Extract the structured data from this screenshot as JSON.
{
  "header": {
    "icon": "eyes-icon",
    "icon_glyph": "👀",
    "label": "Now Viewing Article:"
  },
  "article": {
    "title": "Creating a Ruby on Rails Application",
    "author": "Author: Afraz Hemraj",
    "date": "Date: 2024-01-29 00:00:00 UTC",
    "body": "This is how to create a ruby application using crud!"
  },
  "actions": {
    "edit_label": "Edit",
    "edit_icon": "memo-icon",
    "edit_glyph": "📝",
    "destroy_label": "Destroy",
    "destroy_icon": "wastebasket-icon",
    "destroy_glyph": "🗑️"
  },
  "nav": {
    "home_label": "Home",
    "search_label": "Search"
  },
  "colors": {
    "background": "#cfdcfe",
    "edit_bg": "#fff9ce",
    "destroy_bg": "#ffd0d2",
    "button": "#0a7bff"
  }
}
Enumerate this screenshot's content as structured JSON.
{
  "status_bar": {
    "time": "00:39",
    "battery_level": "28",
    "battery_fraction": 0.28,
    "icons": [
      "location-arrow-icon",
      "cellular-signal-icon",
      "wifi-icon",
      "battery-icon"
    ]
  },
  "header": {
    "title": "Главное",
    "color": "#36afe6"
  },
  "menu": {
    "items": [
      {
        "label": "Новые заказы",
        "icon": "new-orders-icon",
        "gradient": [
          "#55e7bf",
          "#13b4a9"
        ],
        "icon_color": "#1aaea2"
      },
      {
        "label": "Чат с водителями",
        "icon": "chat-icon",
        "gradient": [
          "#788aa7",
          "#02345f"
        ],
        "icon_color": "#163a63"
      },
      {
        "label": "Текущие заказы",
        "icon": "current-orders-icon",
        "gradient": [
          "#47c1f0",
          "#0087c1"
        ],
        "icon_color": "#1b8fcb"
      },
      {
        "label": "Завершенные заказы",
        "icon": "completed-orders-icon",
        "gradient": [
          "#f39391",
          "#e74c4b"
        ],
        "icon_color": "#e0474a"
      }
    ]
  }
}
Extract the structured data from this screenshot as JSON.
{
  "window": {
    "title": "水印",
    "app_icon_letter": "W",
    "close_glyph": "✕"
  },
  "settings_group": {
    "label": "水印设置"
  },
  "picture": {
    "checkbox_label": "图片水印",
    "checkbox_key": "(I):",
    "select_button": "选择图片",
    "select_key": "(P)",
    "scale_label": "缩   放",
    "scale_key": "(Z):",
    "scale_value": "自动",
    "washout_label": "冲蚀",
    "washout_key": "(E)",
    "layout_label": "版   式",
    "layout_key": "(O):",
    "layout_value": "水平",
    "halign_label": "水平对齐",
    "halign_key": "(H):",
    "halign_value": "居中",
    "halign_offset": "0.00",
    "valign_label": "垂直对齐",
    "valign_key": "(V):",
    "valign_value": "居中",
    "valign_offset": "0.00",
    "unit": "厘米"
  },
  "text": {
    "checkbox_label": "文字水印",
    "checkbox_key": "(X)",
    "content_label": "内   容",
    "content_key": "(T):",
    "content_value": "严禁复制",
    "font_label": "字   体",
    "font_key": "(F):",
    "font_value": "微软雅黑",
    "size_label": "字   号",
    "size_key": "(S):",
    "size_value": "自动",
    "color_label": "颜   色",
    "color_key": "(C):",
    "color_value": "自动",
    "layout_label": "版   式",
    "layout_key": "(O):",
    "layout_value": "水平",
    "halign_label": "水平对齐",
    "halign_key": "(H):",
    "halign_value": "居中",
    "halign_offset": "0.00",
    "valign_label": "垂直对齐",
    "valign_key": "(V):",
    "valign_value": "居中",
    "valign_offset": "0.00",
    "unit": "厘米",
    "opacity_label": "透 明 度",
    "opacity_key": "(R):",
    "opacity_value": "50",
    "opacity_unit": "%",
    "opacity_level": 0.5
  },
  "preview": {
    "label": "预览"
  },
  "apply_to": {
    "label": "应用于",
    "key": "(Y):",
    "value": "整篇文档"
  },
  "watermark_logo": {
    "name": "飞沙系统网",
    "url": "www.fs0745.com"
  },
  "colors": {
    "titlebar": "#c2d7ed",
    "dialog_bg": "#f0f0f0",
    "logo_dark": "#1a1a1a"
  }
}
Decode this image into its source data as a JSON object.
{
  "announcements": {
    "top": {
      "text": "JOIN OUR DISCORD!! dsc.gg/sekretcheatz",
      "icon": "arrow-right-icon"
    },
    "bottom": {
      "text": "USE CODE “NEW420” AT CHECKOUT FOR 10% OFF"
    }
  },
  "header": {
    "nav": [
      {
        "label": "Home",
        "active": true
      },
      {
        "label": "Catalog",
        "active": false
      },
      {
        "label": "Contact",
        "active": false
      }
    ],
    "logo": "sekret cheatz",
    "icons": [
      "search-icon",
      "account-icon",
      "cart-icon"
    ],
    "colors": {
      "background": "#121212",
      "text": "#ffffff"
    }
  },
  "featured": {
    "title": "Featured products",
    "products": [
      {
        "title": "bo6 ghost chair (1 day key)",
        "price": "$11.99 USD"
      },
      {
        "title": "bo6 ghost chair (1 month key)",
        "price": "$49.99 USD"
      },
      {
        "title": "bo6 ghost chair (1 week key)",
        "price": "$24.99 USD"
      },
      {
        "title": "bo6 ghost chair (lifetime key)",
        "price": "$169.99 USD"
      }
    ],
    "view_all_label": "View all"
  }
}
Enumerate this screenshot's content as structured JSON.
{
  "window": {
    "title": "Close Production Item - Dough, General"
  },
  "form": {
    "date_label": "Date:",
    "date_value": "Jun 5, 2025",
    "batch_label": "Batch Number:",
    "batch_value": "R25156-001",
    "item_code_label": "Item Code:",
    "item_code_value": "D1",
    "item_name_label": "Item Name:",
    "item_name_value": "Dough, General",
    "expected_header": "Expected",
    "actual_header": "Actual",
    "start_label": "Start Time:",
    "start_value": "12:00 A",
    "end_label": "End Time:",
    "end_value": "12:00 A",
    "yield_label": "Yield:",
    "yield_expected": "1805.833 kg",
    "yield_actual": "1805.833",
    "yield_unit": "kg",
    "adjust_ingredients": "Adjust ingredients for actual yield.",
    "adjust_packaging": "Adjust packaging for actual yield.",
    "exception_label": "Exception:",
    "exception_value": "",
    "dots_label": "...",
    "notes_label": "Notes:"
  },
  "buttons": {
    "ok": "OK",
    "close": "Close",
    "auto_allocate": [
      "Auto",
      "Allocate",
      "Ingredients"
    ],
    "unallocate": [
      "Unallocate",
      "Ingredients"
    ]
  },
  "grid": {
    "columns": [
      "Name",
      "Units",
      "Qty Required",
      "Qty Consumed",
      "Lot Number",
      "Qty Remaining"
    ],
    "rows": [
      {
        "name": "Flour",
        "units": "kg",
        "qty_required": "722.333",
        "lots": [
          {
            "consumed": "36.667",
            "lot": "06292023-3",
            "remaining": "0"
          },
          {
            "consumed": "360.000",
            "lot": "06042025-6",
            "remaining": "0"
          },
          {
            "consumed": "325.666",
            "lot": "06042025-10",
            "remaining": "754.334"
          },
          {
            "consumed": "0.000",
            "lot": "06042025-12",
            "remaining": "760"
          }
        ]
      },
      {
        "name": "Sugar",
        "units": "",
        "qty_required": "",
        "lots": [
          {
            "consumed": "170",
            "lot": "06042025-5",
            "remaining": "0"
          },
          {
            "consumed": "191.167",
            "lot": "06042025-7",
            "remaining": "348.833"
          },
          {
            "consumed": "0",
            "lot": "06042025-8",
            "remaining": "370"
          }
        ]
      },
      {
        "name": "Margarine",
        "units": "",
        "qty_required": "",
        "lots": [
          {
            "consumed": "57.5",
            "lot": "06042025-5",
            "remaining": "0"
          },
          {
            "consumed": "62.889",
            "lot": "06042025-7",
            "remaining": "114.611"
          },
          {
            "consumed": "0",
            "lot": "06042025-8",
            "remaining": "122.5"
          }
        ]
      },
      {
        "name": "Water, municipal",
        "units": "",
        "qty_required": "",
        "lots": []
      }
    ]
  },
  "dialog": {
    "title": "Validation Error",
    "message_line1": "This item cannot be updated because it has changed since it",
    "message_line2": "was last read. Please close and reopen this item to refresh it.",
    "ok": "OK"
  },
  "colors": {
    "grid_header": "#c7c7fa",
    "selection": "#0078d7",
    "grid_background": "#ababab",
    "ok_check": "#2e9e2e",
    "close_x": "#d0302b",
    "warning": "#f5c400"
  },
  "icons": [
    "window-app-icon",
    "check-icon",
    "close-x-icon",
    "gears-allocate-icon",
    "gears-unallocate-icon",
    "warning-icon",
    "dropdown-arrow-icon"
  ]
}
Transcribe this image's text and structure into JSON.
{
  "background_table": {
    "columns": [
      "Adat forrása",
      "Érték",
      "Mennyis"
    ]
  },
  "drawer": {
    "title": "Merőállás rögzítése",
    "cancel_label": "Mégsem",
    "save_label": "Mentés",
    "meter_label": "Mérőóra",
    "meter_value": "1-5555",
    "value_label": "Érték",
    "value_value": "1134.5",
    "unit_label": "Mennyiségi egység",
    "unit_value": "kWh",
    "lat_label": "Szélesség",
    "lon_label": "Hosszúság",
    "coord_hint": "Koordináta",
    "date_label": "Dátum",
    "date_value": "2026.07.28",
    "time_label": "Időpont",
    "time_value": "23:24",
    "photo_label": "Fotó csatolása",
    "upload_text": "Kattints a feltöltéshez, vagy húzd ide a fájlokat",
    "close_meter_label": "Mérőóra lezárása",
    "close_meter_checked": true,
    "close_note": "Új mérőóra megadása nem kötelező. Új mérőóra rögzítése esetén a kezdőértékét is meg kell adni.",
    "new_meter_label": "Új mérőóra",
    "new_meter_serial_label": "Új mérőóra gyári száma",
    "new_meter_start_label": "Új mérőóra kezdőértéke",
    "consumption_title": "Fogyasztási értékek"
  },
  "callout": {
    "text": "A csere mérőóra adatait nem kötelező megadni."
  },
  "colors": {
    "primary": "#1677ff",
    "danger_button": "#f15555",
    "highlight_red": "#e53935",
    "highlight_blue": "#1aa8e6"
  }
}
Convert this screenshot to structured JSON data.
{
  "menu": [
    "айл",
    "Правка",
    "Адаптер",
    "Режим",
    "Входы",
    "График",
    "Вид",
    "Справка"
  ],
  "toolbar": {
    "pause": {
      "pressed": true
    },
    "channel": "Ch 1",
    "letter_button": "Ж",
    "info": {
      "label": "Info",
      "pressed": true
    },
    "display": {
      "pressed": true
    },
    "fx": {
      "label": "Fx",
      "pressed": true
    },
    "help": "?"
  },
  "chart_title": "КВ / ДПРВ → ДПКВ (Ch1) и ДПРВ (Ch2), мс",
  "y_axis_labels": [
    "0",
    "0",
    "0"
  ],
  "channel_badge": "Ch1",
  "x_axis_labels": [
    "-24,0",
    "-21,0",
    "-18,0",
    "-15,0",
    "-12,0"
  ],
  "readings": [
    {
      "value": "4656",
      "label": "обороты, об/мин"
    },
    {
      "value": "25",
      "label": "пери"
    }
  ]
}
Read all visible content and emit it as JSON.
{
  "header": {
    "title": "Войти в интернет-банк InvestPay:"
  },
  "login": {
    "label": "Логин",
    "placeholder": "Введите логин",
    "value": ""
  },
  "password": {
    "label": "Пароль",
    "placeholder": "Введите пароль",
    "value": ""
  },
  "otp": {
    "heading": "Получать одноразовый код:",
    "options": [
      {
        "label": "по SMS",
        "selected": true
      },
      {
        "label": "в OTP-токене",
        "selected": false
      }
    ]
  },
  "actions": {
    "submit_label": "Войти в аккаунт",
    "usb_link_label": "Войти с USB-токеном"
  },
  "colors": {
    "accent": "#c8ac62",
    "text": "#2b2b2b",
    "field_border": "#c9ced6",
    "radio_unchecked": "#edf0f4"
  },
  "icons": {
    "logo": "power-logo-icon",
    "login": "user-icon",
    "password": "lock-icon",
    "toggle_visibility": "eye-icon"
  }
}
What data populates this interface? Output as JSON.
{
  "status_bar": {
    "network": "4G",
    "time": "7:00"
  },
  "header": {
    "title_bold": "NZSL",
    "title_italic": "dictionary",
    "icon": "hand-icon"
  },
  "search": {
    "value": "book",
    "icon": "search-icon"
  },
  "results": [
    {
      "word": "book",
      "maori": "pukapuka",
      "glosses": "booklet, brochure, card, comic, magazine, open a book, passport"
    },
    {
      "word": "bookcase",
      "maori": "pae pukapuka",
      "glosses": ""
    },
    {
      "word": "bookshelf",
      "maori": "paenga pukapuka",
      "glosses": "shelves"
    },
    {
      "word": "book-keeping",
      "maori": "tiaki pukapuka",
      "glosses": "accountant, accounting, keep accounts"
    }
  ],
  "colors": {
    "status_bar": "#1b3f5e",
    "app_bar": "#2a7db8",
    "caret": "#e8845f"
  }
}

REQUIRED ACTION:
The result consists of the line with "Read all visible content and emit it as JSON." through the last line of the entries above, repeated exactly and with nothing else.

RESULT FOR THIS TASK:
Read all visible content and emit it as JSON.
{
  "header": {
    "title": "Войти в интернет-банк InvestPay:"
  },
  "login": {
    "label": "Логин",
    "placeholder": "Введите логин",
    "value": ""
  },
  "password": {
    "label": "Пароль",
    "placeholder": "Введите пароль",
    "value": ""
  },
  "otp": {
    "heading": "Получать одноразовый код:",
    "options": [
      {
        "label": "по SMS",
        "selected": true
      },
      {
        "label": "в OTP-токене",
        "selected": false
      }
    ]
  },
  "actions": {
    "submit_label": "Войти в аккаунт",
    "usb_link_label": "Войти с USB-токеном"
  },
  "colors": {
    "accent": "#c8ac62",
    "text": "#2b2b2b",
    "field_border": "#c9ced6",
    "radio_unchecked": "#edf0f4"
  },
  "icons": {
    "logo": "power-logo-icon",
    "login": "user-icon",
    "password": "lock-icon",
    "toggle_visibility": "eye-icon"
  }
}
What data populates this interface? Output as JSON.
{
  "status_bar": {
    "network": "4G",
    "time": "7:00"
  },
  "header": {
    "title_bold": "NZSL",
    "title_italic": "dictionary",
    "icon": "hand-icon"
  },
  "search": {
    "value": "book",
    "icon": "search-icon"
  },
  "results": [
    {
      "word": "book",
      "maori": "pukapuka",
      "glosses": "booklet, brochure, card, comic, magazine, open a book, passport"
    },
    {
      "word": "bookcase",
      "maori": "pae pukapuka",
      "glosses": ""
    },
    {
      "word": "bookshelf",
      "maori": "paenga pukapuka",
      "glosses": "shelves"
    },
    {
      "word": "book-keeping",
      "maori": "tiaki pukapuka",
      "glosses": "accountant, accounting, keep accounts"
    }
  ],
  "colors": {
    "status_bar": "#1b3f5e",
    "app_bar": "#2a7db8",
    "caret": "#e8845f"
  }
}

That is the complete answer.